■ MATERIALS PROVIDED:

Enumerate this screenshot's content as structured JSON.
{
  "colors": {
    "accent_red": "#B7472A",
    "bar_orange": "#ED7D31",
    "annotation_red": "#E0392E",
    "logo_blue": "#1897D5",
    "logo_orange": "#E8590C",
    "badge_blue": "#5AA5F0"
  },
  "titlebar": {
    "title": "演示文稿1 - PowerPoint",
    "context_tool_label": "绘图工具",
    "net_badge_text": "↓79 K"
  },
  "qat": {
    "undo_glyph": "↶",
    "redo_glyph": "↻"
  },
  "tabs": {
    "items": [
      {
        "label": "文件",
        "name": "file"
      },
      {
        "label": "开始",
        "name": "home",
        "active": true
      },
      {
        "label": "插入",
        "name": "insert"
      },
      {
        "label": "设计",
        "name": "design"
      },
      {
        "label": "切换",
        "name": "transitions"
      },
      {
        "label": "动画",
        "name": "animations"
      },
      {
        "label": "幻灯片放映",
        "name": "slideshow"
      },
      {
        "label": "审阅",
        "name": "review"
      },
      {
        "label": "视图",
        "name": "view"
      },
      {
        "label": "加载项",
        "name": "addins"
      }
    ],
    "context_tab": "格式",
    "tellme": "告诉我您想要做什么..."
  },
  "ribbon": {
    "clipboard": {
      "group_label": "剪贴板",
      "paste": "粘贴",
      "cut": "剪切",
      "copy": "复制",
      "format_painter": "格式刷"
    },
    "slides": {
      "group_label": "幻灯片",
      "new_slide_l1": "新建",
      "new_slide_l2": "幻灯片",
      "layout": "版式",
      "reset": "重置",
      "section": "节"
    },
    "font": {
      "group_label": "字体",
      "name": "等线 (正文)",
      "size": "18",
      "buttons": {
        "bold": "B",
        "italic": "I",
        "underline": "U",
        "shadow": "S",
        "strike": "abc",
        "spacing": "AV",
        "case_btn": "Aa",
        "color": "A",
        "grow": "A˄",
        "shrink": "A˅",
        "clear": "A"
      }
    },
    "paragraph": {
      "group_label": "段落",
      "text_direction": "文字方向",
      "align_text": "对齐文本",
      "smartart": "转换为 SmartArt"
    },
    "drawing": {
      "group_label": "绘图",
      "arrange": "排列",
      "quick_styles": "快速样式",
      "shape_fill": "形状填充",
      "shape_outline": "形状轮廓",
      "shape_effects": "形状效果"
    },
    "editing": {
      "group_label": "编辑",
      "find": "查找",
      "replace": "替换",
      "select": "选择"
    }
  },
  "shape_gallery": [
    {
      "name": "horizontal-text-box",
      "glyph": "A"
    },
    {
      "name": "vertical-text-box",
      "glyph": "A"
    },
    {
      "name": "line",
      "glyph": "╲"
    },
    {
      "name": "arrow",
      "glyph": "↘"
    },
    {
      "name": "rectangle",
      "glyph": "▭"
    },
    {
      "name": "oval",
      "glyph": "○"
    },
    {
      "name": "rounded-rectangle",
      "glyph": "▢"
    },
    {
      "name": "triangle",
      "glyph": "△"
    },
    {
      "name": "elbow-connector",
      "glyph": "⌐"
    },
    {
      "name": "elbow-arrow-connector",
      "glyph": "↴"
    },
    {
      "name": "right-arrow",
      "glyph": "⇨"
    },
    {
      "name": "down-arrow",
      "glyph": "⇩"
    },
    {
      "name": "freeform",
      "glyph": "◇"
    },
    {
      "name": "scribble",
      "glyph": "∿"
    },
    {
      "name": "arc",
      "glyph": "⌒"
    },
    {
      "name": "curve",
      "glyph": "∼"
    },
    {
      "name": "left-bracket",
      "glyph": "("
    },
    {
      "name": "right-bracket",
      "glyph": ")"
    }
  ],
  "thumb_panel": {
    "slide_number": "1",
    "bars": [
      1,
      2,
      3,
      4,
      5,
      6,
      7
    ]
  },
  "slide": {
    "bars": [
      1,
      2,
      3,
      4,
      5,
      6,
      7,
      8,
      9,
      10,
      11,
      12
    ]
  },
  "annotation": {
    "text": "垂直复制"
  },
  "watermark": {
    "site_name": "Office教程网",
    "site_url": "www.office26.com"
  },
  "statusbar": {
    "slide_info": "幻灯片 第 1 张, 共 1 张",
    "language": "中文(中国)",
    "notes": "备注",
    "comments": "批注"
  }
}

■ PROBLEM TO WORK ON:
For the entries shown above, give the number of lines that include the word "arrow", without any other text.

■ EXERCISE SOLUTION:
4